▸ EXERCISE: Scan the records below for the word "activities" and give only the number of lines that hold it.

(DATASET begins)

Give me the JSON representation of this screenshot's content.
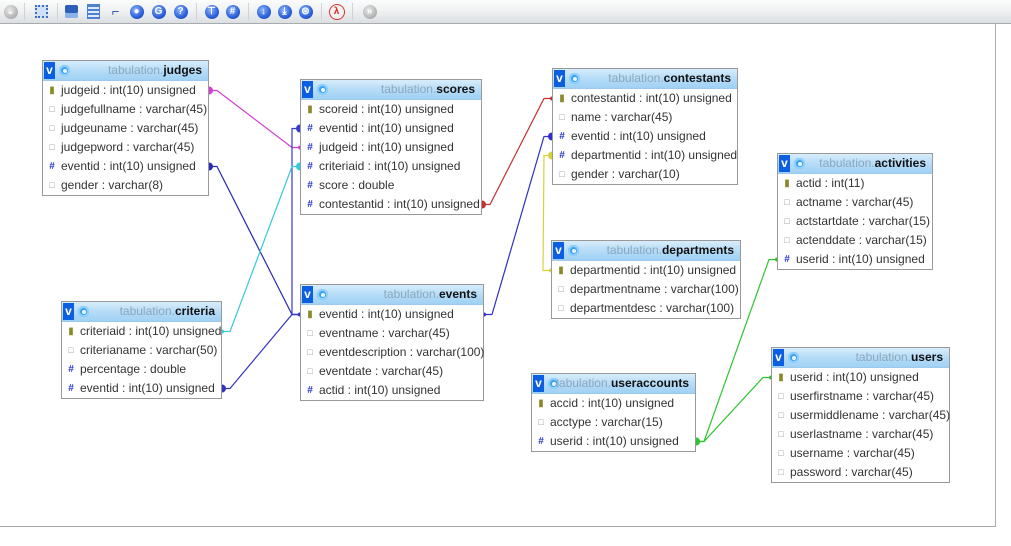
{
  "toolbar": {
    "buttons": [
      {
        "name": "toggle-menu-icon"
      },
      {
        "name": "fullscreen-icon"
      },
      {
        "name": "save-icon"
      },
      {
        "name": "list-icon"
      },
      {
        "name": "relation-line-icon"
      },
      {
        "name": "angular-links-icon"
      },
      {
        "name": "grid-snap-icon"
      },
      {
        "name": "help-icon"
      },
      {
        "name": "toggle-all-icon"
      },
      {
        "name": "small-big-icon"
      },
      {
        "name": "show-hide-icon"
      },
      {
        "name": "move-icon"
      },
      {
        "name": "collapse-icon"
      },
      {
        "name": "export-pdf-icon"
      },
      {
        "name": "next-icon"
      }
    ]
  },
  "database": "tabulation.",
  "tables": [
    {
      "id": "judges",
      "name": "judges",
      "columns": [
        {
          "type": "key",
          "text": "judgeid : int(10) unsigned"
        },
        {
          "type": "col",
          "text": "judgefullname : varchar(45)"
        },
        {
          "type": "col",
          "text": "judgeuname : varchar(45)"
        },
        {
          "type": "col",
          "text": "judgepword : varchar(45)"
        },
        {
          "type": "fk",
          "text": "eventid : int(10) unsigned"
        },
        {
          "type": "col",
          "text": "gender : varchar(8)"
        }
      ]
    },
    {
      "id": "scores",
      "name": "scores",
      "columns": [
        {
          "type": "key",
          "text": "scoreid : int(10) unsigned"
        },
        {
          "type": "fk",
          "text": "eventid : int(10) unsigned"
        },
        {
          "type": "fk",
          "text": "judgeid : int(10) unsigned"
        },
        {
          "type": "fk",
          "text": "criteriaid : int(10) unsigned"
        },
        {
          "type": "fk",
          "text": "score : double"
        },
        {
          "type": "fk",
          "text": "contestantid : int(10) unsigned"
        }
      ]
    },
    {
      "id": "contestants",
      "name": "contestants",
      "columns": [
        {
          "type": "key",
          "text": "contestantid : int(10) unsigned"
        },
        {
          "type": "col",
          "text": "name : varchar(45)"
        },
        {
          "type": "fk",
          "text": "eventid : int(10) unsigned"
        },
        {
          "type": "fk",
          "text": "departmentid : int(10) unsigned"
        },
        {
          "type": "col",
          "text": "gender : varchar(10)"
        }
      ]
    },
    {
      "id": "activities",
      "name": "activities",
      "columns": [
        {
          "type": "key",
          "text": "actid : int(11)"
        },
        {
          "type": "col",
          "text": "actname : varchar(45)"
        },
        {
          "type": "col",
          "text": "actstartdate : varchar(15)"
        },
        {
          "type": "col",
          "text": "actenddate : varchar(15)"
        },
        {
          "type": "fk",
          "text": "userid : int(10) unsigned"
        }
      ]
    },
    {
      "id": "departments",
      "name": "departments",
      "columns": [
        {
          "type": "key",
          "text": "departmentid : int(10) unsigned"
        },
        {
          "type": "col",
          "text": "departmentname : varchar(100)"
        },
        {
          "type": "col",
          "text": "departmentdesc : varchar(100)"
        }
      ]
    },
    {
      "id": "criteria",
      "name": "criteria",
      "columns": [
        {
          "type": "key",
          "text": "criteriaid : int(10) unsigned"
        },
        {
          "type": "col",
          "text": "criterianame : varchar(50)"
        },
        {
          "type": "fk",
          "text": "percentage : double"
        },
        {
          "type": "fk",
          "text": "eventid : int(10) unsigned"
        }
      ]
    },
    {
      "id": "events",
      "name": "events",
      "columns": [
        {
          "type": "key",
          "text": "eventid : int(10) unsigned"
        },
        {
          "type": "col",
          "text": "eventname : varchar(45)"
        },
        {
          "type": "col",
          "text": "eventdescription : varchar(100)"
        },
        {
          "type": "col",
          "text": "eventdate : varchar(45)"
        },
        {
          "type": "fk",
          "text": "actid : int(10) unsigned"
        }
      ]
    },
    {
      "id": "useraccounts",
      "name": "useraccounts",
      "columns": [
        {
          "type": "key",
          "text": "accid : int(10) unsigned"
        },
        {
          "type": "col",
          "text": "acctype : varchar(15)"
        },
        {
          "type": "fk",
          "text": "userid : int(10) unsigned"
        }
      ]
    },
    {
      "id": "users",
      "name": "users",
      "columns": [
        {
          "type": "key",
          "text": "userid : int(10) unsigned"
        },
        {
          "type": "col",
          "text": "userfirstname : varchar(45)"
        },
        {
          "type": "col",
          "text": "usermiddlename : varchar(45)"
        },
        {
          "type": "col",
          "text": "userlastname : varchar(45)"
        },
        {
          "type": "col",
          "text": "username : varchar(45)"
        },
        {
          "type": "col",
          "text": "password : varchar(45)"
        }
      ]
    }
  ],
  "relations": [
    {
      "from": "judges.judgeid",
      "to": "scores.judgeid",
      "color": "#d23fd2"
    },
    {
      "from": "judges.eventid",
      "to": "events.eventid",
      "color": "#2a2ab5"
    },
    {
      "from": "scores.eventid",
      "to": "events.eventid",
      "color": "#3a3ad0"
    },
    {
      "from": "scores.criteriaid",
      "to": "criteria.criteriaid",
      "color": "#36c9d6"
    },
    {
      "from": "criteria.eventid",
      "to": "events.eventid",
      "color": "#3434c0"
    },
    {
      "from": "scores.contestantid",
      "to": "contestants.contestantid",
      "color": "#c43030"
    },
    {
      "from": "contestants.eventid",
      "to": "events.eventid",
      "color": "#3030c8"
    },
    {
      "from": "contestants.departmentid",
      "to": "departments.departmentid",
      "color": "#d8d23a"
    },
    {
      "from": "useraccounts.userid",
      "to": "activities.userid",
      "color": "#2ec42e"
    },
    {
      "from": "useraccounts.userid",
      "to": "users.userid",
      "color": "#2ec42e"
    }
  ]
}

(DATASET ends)

▸ SOLUTION TO THIS EXERCISE: 3